When the arbitrator shows up for the traditional in-person hearing, he or she knows very little about the case, has only a general idea about the issue involved, and has usually seen none of the exhibits that will be introduced.  Holding a successful video hearing will require parties and arbitrators to spend more time preparing for the hearing.  For instance, some time before the hearing, the arbitrator should hold a practice session with the parties and witnesses in order to identify and iron out any technical problems that may arise.  In addition, the parties will need to identify and transmit as many exhibits as possible to the arbitrator before the hearing.  Asking the arbitrator to look through often unpaginated exhibits is a common cause of arbitral ire during in-person hearings.  Having the exhibits in a paginated and tabbed electronic format should make it easier for everyone involved in the hearing to access those exhibits during testimony.  If the parties can flag specific parts of the exhibits that are critical to the issue at hand, that will also make the hearing go more smoothly.

Finally, because witnesses will often be testifying from a remote location outside the presence of the arbitrator and at least one of the advocates, arbitrators will need to advise witnesses that they should turn off all electronic devices while testifying.  Doing so will avoid distractions and will reduce any temptation the witness may have to seek advice or information from the Internet while testifying.  Arbitrators should also advise the advocates not to communicate with or coach the witness during testimony.

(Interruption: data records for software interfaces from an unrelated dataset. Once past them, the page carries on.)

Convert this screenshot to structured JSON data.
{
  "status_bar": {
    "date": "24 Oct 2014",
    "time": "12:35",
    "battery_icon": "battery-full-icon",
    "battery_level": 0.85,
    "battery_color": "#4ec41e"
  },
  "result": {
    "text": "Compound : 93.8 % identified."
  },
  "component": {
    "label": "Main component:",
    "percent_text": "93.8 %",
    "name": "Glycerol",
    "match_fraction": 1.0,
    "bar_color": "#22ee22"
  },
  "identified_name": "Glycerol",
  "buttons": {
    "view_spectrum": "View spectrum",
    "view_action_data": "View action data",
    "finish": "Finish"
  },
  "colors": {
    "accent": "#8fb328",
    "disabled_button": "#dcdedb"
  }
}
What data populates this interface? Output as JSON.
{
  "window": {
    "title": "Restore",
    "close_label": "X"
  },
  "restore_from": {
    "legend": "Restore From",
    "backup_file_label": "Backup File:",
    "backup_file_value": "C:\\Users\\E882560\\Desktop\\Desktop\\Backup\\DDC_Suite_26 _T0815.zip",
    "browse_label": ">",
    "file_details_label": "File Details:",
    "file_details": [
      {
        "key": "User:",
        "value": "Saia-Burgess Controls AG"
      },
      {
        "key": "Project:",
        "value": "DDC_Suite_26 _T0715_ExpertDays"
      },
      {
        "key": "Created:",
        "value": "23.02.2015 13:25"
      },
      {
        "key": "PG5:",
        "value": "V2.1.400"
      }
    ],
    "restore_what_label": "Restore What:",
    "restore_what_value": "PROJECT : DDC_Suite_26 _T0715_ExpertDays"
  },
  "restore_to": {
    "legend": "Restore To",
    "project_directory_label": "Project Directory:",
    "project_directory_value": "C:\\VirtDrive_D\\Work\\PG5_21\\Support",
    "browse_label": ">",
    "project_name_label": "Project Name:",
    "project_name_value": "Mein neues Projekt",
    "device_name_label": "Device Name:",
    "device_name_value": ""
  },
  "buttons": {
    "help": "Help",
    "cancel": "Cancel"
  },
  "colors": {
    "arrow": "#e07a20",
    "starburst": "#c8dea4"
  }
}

The novel coronavirus pandemic has disrupted every aspect of people’s social and work lives, and – without a vaccine or an effective pharmaceutical treatment – the only reliable mitigation measures available will require social distancing and limits on the size of gatherings.  In these circumstances, traditional in-person hearings involve some level of risk of infection to the participants.  Video hearings offer a viable alternative to in-person arbitration hearings.  Parties may hesitate to embrace video technology at this time, but they will likely become more comfortable with the idea as the pandemic continues.  Although video hearings will require more preparation on the front end, labor arbitrators and parties can adjust and prepare so that the resolution of labor disputes can continue more efficiently and cost effectively than ever before through the responsible use of video technology.